Sir Bradley Wiggins: The coach se*ually abused me

by   |  VIEW 485

Sir Bradley Wiggins: The coach se*ually abused me
Sir Bradley Wiggins: The coach se*ually abused me (Provided by Financial World)

Five-time Olympic cycling champion Bradley Wiggins, who was awarded a knighthood in 2013 by British Queen Elizabeth for his achievements, has revealed that he was a victim of se*ual abuse as a teenager. The winner of the 2012 Tour de France said the coach abused him as a 13-year-old, according to Hina.

The now 41-year-old cyclist, who has competed in road cycling and track cycling, is considered one of the best British athletes of all time. He won a total of eight Olympic medals, including five gold and seven world titles.

Wiggins said he could not talk about it before because of a difficult relationship with his stepfather, and in an interview with the May issue of the British magazine Men's Health said he had never fully come to terms with the abuse.

“I was groomed by a coach when I was younger – I was about 13 – and I never fully accepted that,” said the British star in an interview for Men’s Health UK. Asked if he was talking about se*ual abuse, he added: “Yes.

It all impacted me as an adult ... I buried it. My stepfather was quite violent to me, he used to call me a fa*got for wearing Lycra and stuff, so I didn’t think I could tell him,” he said. “I was such a loner.

I just wanted to get out of the environment. I became so insular. I was quite a strange teenager in many ways and I think the drive on the bike stemmed from adversity”.

Wiggins battled the depression

Wiggins had previously said he suffered from depression and had a difficult childhood.

He added that he spent most of his life trying to understand his relationship with his father, Australian cyclist Gary Wiggins, who left the family while Bradley was still young and died in 2008 after an argument at a house party.

“It was definitely to do with my dad,” Wiggins answered when asked what he was trying to escape from in life. “He was my hero. I wanted to prove myself to him. He was a good cyclist – he could have been really good – but he was a wasted talent.

He was an alcoholic, a manic depressive, quite violent and he took a lot of amphetamines and drugs back then”. Wiggins peaked in 2012 when he became the first British Tour winner, and just days later he won Olympic gold in the time trial in London.

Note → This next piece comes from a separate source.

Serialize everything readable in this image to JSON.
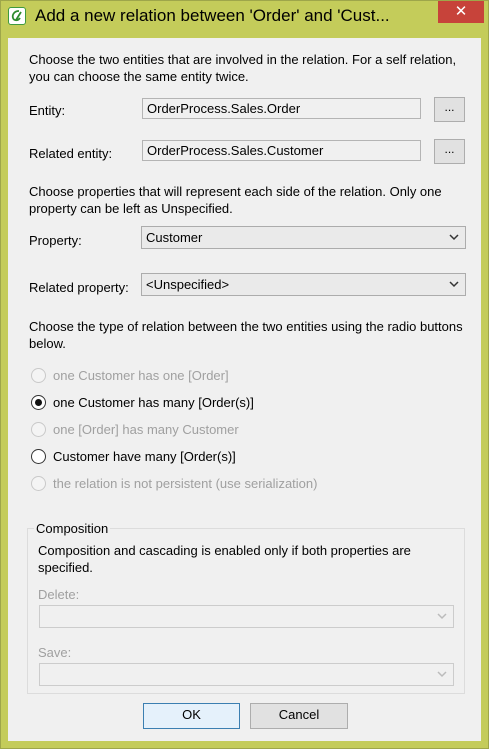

Wiggo, as he was called, was the only one to win an Olympic gold medal in road cycling and on the track. He ended his successful career at the end of 2016. He now works as a professional commentator.